- Net contents — how much liquid is in the package. The label must use an American unit of measurement, though it can also use a second form, presumably metric. There are no federal standards for how much liquid is actually in the package; brewers just need to tell the consumer what it is.
- Health warning statement— the boilerplate paragraph about alcohol being dangerous.
- Country of origin (if not US)
Here’s where I would hope to see allergens – breweries have to put these ingredients on their label if it’s in the beer:
- Yellow #5
- Cochineal extract or “carmine”—a color additive
I’ve omitted a lot of other requirements that aren’t immediately relevant to the topic at hand, but I found one in particular pretty funny. Among the claims that you cannot put on a label are, explicitly stated, this exact wording: “pre-war strength” or “full oldtime alcoholic strength.”
The federal requirements state that these notable aspects are not required on the label:
- ABV—this surprised the heck out of me, though in hindsight I can recall some packages that don’t list it (Uinta and Lagunitas cans come to mind). Federal standards mark it as optional, noting that some state laws require it and others prohibit it. Why the hell would you prohibit it?
And actually, a separate clause (7.26) revised in 1993 explicitly states, “The alcoholic content and the percentage and quantity of the original extract shall not be stated unless required by State law.” What kind of crazy shit is that?!
Exception: You do have to list ABV for “malt beverages that contain any alcohol derived from added flavors or other added nonbeverage ingredients (other than hops extract) containing alcohol.”
- Major food allergens—Section 7.22a of the Labeling Requirements for Malt Beverages is titled “Voluntary disclosure of major food allergens” and notes that labeling is “on a voluntary basis.” The only meaningful requirement is that if a brewery discloses one major food allergen that’s in the beer, they have to disclose all of them. (I guess to avoid implying that an allergen is not in a beer.)
Okay, but do it anyway
The requirements are what they are, but this doesn’t seem like it should be a controversial issue. Putting allergens in beer without labeling does a major disservice to customers, is antithetical to the inclusive spirit that most craft breweries cultivate, and runs counter to good business practices.
Why would you want to make some of your customers sick? Or give them a bad impression of your beer?
At a recent beer share, I brought this up with a fellow guest, explaining why I wasn’t taking samples of unfamiliar beers without looking them up first. This guest turned out to be a local brewer whose brewery didn’t put allergy warnings on their menu. He admitted that he’d just never thought about it before but immediately recognized the sense of proper labeling.
“I’ll talk to the servers about changing our menu right away,” he said.
It can be as simple as that. Provide consumers with the information they need to make educated decisions.

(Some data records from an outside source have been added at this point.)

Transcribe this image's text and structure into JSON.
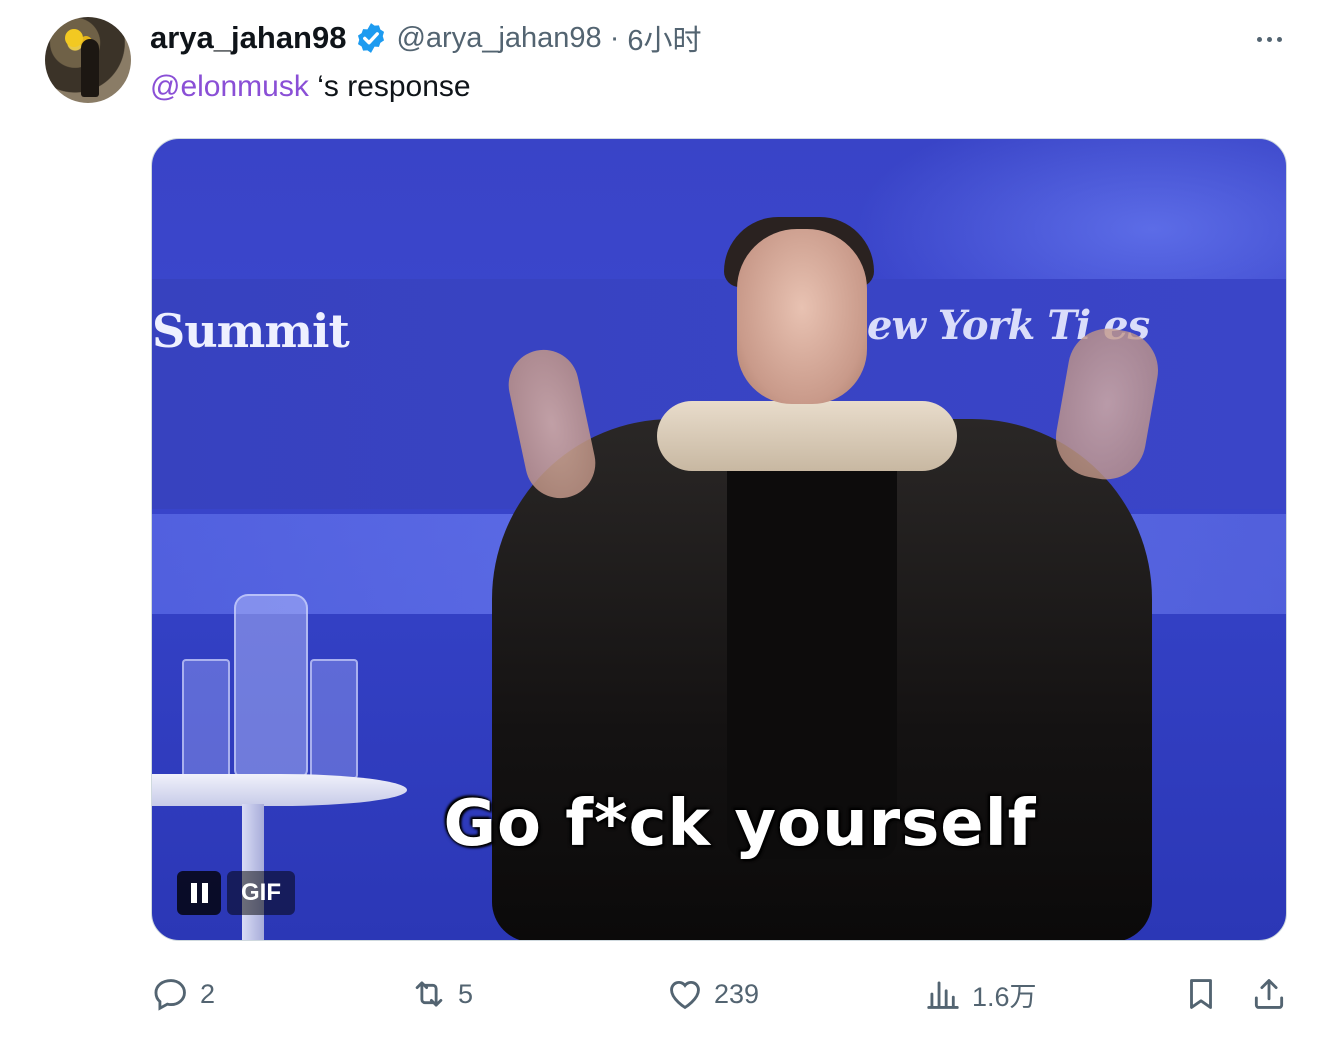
{
  "tweet": {
    "display_name": "arya_jahan98",
    "handle": "@arya_jahan98",
    "separator": "·",
    "time": "6小时",
    "mention": "@elonmusk",
    "text_rest": " ‘s response",
    "verified": true
  },
  "media": {
    "badge": "GIF",
    "caption": "Go f*ck yourself",
    "backdrop_left_text": "Summit",
    "backdrop_right_text": "ew York Ti  es"
  },
  "actions": {
    "replies": "2",
    "reposts": "5",
    "likes": "239",
    "views": "1.6万"
  },
  "colors": {
    "accent_mention": "#8a4fd6",
    "verified_blue": "#1d9bf0",
    "secondary_text": "#536471"
  }
}
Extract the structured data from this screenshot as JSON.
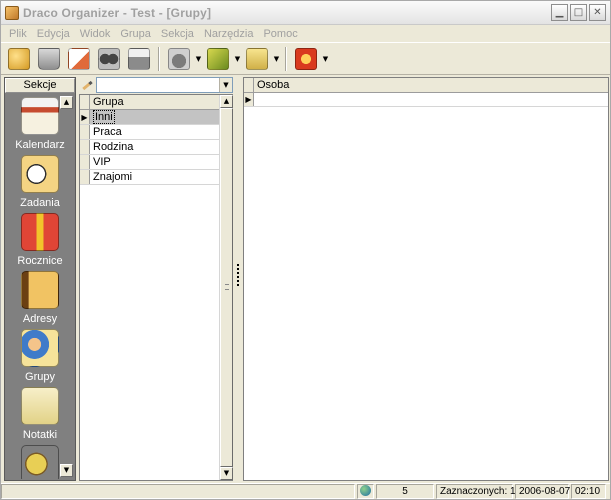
{
  "window": {
    "title": "Draco Organizer - Test - [Grupy]",
    "controls": [
      "minimize-icon",
      "maximize-icon",
      "close-icon"
    ]
  },
  "menu": [
    "Plik",
    "Edycja",
    "Widok",
    "Grupa",
    "Sekcja",
    "Narzędzia",
    "Pomoc"
  ],
  "toolbar": {
    "buttons": [
      "persons-icon",
      "trash-icon",
      "edit-icon",
      "binoculars-icon",
      "printer-icon",
      "phone-icon",
      "tools-icon",
      "add-icon",
      "sync-icon"
    ]
  },
  "sidebar": {
    "header": "Sekcje",
    "items": [
      {
        "label": "Kalendarz",
        "icon": "calendar-icon"
      },
      {
        "label": "Zadania",
        "icon": "clock-icon"
      },
      {
        "label": "Rocznice",
        "icon": "gift-icon"
      },
      {
        "label": "Adresy",
        "icon": "address-book-icon"
      },
      {
        "label": "Grupy",
        "icon": "group-icon"
      },
      {
        "label": "Notatki",
        "icon": "notes-icon"
      }
    ]
  },
  "groups": {
    "search_value": "",
    "column": "Grupa",
    "rows": [
      "Inni",
      "Praca",
      "Rodzina",
      "VIP",
      "Znajomi"
    ],
    "selected_index": 0
  },
  "persons": {
    "column": "Osoba"
  },
  "status": {
    "count": "5",
    "selected": "Zaznaczonych: 1",
    "date": "2006-08-07",
    "time": "02:10"
  },
  "colors": {
    "sidebar_bg": "#808080",
    "window_bg": "#ece9d8",
    "disabled_text": "#a0a0a0",
    "selected_row": "#c3c3c3"
  }
}
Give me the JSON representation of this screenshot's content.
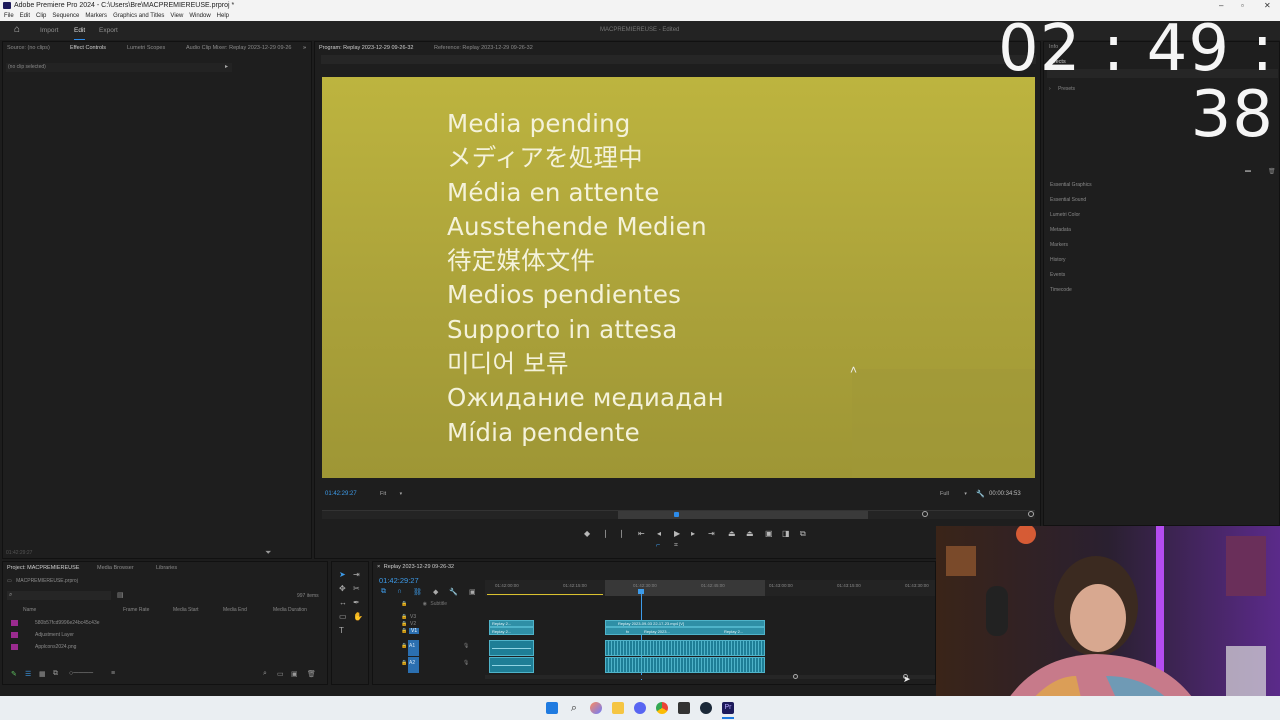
{
  "window": {
    "title": "Adobe Premiere Pro 2024 - C:\\Users\\Bre\\MACPREMIEREUSE.prproj *"
  },
  "menu": [
    "File",
    "Edit",
    "Clip",
    "Sequence",
    "Markers",
    "Graphics and Titles",
    "View",
    "Window",
    "Help"
  ],
  "workspaces": {
    "import": "Import",
    "edit": "Edit",
    "export": "Export"
  },
  "app_title": {
    "name": "MACPREMIEREUSE",
    "state": "- Edited"
  },
  "left_panel": {
    "tabs": [
      "Source: (no clips)",
      "Effect Controls",
      "Lumetri Scopes",
      "Audio Clip Mixer: Replay 2023-12-29 09-26"
    ],
    "no_clip": "(no clip selected)",
    "timecode": "01:42:29:27"
  },
  "program": {
    "tab": "Program: Replay 2023-12-29 09-26-32",
    "ref_tab": "Reference: Replay 2023-12-29 09-26-32",
    "pending_lines": [
      "Media pending",
      "メディアを処理中",
      "Média en attente",
      "Ausstehende Medien",
      "待定媒体文件",
      "Medios pendientes",
      "Supporto in attesa",
      "미디어 보류",
      "Ожидание медиадан",
      "Mídia pendente"
    ],
    "timecode": "01:42:29:27",
    "fit": "Fit",
    "resolution": "Full",
    "duration": "00:00:34:53"
  },
  "right_panel": {
    "tabs": [
      "Info",
      "Effects"
    ],
    "presets": "Presets",
    "items": [
      "Essential Graphics",
      "Essential Sound",
      "Lumetri Color",
      "Metadata",
      "Markers",
      "History",
      "Events",
      "Timecode"
    ]
  },
  "overlay_clock": "02 : 49 : 38",
  "project": {
    "tabs": [
      "Project: MACPREMIEREUSE",
      "Media Browser",
      "Libraries"
    ],
    "file": "MACPREMIEREUSE.prproj",
    "count": "997 items",
    "columns": [
      "Name",
      "Frame Rate",
      "Media Start",
      "Media End",
      "Media Duration"
    ],
    "rows": [
      "580b57fcd9996e24bc45c43e",
      "Adjustment Layer",
      "Applcons2024.png"
    ]
  },
  "timeline": {
    "tab": "Replay 2023-12-29 09-26-32",
    "timecode": "01:42:29:27",
    "ruler": [
      "01:42:00:00",
      "01:42:15:00",
      "01:42:30:00",
      "01:42:45:00",
      "01:43:00:00",
      "01:43:15:00",
      "01:43:30:00"
    ],
    "subtitle": "Subtitle",
    "tracks": [
      "V3",
      "V2",
      "V1",
      "A1",
      "A2"
    ],
    "clip_a": "Replay 2...",
    "clip_b": "Replay 2023-09-03 22-17-23.mp4 [V]",
    "clip_c": "Replay 2023...",
    "clip_d": "Replay 2...",
    "fx": "fx"
  },
  "colors": {
    "accent": "#2d8ceb",
    "clip": "#2f8fa6",
    "monitor": "#b3aa3c"
  }
}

If there’s room for the upside-down beer bottle, there’s room for lactose.
- Craft Beer Is Losing Its Identity - 08/13/2019

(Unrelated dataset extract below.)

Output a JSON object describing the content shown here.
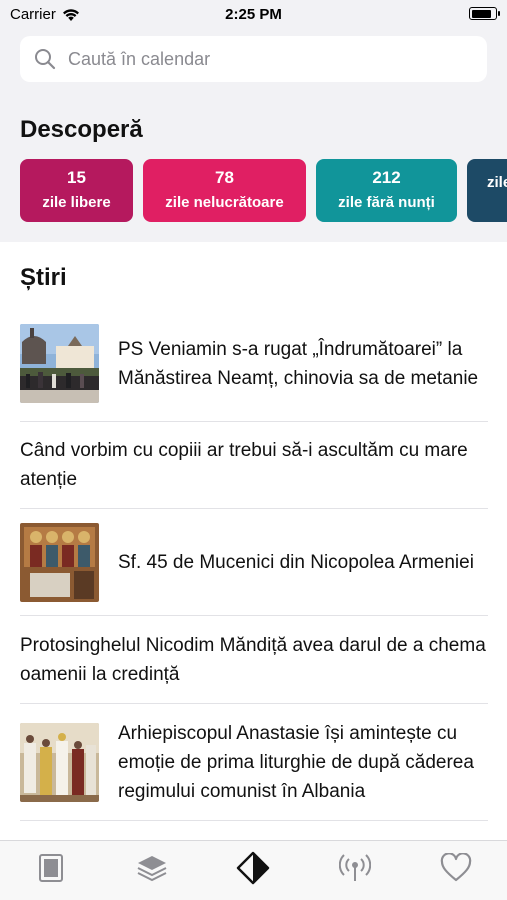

- You Gotta Let Me Know: What Must (and should be) on the Beer Label - 01/03/2019
- Who am I drinking? A diagram of US beer ownership – Updated - 07/14/2018